Then at the Cricket World Cup 2011, when Kevin O’Brien smashed potentially the greatest ODI hundred of all time, Joyce was there, laying the foundations with 32. The closest he came to stealing the show was at the Cricket World Cup 2015, when he made a hundred against Zimbabwe in victory. But even that hardly felt remarkable, having come in the wake of Ireland’s win against West Indies, in which Joyce made a brilliant 84 from 67, but was overshadowed by Paul Stirling who made 92 to claim the Player of the Match award. Between times, away from the television cameras, he was an Intercontinental Cup God; in first-class cricket for Ireland he averaged 58.21, and made this country’s highest-ever score of 231.
Just last week, when making his Test debut for Ireland in a match he had campaigned and work as hard as any to make happen, he laid a vital platform in a match that will be remembered for Kevin O’Brien’s hundred. With Ireland having been made to follow on, their inaugural Test could have descended into ignominy. Instead, Joyce, along with Ireland captain William Porterfield, battled through 26 overs to the close.
“I’d batted twice in a day not many times in my career, especially not in that kind of pressure, in a home Test match with a lot of eyes on you worldwide to see how you’re going to go,” he said. “There were a lot of people saying we could get bowled out again for 130. We managed to fight through to the end of play that day with a bit of luck and I was proud that we showed a bit of fight at the end of the third day. That’s all that Graham Ford asked of us was to show a lot of fight and we also showed a lot of skill.”
It speaks volumes of someone who would always put the team first that the moment he remembers most fondly isn’t from his innings, but one that gave Ireland a sniff of a remarkable victory. “Ridiculously it’s probably the catch I took because to get them two down,” he said. “Tim was bowling so well and Boyd’s a tough customer when he’s on song, we felt we had something to bowl at. It was a pretty good catch from myself if you don’t mind me saying. That was probably the moment, when they were 14/2 and Tim bowled Shafiq afterwards I thought we were probably favourites.”
Ireland legend @edjoyce24 has announced his retirement from cricket, signing off from a fantastic career after appearing in Ireland's maiden men's Test. Best of luck for the future, Ed! 🙌https://t.co/sr2hS7wOAS pic.twitter.com/m369BvhhTu— ICC (@ICC) May 24, 2018
Joyce isn’t just the most naturally talented batsman Ireland have ever produced, he is also, in temperament, technique, and desire, their most naturally suited to Test cricket. Such is demonstrated by his average in the Intercontinental Cup, his years of success in county cricket, where he scored 1,000 runs in seven consecutive seasons and averaged 48.05 for Middlesex and Sussex. He describes his Test debut as the “be all and end all” and T20 as “a bit of a sideshow”, and it could be considered something of a sadness that his first Test has become his last.

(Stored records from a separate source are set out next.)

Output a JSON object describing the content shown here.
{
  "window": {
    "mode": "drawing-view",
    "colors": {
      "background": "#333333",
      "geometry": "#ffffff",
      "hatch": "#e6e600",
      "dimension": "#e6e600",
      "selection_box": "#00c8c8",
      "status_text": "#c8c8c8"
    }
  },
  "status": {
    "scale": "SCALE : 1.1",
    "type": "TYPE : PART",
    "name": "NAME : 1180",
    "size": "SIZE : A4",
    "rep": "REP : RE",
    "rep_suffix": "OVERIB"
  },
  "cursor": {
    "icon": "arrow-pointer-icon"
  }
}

But Joyce will know he has contributed more than most, perhaps any to Irish cricket. A knee injury, the need to blood youth, a team he sees as being able to fill his shoes, all these have helped make the decision of someone who has always been able to maintain perspective, and who has always been happy for it not to be about him.
And besides, Joyce will still be integral to Ireland’s success, having taken on a role overseeing leadership development and as a batting coach in the Irish performance system, something he will surely find as perfect a fit as playing cricket was. Ed Joyce’s contribution to Irish cricket has been immense and it would appear that, even in retirement, he is far from finished.